Task directions:
Examine the data line by line and report how many lines include the word "value", with no additional output.
_ _ _ _ _ _ _
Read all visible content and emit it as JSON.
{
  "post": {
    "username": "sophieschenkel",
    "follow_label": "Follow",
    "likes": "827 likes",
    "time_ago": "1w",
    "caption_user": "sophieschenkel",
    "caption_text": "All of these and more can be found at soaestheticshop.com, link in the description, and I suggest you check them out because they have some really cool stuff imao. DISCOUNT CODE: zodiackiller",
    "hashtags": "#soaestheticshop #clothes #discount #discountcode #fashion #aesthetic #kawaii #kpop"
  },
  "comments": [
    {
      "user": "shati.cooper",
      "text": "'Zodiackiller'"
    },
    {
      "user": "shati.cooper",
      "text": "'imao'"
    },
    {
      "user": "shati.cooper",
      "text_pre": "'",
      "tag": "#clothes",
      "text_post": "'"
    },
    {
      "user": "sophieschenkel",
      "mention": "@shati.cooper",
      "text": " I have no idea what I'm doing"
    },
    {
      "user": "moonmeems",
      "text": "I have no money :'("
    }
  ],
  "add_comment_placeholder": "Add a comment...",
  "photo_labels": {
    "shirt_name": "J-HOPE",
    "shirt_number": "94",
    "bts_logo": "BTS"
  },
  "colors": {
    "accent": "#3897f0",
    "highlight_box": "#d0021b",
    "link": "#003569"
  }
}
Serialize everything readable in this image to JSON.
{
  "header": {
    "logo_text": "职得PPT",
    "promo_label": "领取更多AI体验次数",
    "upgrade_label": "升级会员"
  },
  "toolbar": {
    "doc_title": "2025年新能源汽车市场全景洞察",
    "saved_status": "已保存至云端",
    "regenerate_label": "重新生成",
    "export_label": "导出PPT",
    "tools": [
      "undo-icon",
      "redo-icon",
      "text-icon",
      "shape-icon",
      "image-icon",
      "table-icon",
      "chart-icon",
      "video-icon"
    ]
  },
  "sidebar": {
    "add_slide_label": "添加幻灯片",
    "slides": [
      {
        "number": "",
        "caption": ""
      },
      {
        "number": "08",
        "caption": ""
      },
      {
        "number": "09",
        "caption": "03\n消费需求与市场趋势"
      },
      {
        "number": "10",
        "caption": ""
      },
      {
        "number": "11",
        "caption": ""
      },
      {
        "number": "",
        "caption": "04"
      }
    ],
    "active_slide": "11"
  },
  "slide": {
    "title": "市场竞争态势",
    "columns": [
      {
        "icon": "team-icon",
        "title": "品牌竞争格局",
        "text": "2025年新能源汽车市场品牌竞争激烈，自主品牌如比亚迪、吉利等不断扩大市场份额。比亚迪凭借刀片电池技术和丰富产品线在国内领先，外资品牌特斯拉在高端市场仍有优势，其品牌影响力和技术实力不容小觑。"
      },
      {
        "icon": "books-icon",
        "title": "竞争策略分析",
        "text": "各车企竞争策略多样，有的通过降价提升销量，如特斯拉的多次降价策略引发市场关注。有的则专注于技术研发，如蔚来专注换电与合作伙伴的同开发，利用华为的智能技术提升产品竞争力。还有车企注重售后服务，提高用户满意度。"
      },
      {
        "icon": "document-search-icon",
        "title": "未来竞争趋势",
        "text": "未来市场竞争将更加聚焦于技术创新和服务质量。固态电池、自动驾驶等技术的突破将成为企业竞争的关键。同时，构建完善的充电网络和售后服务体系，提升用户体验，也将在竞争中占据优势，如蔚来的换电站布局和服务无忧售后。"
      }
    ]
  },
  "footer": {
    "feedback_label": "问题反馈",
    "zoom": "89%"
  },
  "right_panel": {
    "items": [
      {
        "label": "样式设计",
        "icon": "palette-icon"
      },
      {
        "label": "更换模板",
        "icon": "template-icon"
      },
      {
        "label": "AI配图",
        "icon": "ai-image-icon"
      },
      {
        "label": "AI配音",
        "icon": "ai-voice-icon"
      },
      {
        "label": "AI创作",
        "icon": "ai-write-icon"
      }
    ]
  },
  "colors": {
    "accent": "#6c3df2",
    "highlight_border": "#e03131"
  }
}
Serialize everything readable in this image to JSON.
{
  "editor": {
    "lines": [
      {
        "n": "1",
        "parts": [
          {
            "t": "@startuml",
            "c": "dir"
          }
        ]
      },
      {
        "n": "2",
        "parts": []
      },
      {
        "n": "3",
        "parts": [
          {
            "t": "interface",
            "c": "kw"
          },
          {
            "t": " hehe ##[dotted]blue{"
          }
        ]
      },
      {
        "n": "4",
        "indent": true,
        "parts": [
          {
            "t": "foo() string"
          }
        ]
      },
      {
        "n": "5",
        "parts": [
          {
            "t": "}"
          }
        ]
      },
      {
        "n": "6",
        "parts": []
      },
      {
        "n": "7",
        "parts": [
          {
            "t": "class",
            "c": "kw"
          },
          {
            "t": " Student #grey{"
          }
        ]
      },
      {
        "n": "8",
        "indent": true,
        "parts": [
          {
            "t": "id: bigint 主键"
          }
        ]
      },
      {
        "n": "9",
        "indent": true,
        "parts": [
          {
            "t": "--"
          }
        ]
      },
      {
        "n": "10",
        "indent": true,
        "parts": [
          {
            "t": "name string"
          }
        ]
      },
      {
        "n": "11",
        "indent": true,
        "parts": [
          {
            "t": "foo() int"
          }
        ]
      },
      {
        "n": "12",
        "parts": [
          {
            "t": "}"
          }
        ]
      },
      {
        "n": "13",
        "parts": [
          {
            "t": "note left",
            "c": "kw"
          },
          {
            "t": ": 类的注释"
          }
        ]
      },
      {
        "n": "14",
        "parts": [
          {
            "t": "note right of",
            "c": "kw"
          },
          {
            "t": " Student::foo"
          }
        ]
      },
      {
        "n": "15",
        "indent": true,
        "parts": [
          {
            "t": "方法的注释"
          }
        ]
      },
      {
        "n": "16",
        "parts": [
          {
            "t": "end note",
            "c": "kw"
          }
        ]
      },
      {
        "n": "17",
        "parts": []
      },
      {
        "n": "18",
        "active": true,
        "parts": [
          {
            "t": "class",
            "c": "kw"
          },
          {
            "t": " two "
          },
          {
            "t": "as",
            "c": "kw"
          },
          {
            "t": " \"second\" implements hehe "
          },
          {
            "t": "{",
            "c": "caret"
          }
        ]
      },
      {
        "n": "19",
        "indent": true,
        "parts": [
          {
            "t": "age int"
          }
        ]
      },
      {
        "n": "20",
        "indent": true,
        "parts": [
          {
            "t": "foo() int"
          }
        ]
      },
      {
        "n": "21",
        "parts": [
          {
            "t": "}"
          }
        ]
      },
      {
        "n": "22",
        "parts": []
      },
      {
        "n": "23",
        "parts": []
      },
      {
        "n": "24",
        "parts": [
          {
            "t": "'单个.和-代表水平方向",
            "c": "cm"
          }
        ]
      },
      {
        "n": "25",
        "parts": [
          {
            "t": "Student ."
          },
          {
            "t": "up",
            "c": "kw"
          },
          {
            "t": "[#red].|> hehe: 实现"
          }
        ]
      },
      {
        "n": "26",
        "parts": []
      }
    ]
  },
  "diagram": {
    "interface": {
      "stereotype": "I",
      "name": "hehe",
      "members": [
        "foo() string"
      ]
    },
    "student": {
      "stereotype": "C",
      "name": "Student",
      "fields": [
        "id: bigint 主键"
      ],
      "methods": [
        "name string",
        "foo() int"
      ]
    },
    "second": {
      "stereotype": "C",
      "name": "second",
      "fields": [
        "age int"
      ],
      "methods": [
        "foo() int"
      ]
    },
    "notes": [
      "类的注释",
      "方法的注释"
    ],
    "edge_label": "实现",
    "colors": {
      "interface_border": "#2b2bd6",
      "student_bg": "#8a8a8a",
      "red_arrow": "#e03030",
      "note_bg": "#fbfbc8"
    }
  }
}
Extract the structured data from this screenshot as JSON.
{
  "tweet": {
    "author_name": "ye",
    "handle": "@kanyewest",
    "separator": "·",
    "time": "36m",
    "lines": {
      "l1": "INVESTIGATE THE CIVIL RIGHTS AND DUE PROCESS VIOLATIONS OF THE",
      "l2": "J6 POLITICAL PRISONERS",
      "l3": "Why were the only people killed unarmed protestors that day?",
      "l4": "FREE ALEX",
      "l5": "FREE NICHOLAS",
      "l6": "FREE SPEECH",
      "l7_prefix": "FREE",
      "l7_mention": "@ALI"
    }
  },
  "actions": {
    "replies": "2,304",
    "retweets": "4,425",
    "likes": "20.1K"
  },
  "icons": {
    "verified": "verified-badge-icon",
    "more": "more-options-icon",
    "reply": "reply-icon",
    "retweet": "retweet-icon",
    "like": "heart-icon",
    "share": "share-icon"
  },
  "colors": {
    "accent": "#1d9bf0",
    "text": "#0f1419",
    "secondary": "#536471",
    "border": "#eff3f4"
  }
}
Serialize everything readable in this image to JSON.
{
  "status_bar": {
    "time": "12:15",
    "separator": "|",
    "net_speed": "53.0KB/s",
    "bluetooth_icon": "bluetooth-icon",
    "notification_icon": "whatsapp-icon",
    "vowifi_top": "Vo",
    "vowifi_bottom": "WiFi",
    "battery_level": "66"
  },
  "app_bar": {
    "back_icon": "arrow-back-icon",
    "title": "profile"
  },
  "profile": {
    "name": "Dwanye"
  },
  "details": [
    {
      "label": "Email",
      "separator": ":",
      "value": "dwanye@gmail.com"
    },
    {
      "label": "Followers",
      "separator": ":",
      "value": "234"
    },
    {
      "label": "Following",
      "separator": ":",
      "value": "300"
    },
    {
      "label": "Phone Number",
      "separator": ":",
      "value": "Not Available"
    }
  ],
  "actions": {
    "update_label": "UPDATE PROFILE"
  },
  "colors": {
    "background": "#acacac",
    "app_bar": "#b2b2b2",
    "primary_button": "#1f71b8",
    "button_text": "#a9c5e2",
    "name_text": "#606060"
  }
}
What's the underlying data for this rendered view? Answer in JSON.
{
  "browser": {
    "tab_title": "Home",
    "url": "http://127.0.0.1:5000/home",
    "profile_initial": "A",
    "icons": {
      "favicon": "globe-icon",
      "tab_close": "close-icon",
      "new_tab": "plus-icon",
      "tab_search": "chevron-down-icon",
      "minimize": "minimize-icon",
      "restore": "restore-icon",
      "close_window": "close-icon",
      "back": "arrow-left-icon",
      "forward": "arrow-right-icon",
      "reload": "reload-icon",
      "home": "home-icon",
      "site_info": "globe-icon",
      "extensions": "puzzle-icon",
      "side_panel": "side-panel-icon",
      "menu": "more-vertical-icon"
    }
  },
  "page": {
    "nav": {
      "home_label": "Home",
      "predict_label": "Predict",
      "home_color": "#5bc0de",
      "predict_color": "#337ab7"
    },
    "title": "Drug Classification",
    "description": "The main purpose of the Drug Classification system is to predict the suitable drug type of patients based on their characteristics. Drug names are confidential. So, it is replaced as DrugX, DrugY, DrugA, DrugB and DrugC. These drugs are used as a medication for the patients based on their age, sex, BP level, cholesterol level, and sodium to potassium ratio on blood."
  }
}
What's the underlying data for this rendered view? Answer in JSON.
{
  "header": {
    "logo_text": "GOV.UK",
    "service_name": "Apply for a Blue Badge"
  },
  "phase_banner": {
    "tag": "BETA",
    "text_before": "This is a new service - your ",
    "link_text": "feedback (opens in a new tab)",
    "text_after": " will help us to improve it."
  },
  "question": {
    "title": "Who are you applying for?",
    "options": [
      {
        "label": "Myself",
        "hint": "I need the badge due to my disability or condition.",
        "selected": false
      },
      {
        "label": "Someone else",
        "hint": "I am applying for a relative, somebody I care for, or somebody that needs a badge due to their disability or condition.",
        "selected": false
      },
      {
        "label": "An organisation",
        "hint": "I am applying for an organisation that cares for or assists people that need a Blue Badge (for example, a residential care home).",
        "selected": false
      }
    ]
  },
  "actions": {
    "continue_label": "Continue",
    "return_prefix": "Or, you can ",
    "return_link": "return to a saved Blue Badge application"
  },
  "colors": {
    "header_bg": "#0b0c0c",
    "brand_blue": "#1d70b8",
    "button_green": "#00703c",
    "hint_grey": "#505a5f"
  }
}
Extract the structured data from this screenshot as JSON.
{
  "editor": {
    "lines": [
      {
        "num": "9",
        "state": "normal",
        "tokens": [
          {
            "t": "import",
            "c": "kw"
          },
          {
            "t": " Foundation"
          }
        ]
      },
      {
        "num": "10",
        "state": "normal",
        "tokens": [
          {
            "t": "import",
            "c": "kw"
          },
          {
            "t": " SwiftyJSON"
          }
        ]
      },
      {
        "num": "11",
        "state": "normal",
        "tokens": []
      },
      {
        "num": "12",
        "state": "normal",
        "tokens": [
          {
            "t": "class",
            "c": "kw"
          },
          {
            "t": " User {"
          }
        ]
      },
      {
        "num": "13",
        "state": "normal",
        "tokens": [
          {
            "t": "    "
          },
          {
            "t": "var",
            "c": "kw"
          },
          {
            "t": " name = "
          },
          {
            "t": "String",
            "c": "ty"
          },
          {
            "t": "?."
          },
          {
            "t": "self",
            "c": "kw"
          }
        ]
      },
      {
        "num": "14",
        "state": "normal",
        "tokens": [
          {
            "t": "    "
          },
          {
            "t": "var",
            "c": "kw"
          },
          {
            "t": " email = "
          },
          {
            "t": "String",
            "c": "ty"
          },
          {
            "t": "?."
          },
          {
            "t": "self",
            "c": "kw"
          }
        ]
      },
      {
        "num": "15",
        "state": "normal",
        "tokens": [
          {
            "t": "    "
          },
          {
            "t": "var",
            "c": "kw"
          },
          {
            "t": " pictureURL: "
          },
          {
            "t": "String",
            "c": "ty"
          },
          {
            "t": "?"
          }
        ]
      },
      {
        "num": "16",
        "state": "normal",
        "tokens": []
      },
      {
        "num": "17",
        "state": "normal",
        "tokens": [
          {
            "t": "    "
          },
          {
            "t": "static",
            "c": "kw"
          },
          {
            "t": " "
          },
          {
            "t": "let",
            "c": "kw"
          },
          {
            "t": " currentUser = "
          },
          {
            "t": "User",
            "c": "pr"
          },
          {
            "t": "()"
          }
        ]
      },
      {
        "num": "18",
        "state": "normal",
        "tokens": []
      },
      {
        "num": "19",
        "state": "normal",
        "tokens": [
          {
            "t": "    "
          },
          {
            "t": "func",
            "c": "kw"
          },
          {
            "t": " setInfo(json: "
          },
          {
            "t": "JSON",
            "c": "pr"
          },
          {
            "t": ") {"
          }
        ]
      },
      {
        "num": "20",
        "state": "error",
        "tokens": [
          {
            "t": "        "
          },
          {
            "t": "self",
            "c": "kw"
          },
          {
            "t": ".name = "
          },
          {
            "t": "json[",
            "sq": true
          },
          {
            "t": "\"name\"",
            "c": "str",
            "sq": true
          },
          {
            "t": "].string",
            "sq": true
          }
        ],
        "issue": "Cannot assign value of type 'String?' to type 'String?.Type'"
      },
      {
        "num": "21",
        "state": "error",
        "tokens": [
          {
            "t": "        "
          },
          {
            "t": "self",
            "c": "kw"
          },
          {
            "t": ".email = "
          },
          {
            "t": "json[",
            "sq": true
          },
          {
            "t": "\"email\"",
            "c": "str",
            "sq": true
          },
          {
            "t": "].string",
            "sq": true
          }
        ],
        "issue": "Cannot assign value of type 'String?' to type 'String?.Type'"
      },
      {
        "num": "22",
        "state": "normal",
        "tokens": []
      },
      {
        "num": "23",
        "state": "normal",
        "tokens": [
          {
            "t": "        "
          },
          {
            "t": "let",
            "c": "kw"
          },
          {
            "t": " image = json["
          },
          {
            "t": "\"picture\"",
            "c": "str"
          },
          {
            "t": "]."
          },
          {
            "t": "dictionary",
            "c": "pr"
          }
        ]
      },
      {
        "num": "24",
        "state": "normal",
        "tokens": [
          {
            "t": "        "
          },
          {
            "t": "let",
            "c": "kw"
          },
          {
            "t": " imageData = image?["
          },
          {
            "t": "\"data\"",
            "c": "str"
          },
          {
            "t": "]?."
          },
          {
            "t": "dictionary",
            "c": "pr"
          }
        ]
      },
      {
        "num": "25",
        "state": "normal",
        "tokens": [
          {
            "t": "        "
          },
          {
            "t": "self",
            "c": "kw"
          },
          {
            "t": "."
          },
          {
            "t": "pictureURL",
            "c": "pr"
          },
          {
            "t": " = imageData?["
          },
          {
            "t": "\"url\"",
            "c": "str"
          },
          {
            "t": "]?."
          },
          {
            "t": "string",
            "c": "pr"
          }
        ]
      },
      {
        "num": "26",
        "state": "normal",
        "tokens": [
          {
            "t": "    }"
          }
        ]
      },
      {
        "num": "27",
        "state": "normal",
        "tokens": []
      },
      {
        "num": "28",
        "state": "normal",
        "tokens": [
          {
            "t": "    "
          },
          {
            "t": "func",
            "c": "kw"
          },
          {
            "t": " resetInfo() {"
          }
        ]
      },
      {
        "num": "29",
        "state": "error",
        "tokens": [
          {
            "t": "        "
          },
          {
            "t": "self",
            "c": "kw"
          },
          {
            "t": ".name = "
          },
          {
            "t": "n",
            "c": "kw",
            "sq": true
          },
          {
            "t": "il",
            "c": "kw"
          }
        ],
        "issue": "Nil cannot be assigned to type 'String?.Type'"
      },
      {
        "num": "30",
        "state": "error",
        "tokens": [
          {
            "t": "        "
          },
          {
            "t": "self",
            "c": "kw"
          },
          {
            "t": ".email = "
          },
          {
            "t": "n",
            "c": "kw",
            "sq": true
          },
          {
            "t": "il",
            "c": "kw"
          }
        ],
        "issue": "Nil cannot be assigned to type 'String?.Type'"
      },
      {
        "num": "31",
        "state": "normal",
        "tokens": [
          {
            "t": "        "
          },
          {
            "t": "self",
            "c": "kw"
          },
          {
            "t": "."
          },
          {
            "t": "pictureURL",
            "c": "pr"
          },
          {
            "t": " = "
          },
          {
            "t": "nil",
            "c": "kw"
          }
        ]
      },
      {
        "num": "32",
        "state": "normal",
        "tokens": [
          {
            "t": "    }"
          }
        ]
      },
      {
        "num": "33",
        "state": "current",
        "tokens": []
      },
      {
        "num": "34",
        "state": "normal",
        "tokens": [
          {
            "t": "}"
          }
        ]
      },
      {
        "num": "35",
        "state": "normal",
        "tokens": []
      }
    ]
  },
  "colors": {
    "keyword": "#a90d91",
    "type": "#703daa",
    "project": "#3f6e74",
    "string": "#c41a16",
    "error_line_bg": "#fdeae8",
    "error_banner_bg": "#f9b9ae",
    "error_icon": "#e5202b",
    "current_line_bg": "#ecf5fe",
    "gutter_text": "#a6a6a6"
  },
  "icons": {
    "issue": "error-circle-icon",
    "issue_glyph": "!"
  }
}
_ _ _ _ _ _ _
Exercise response:
6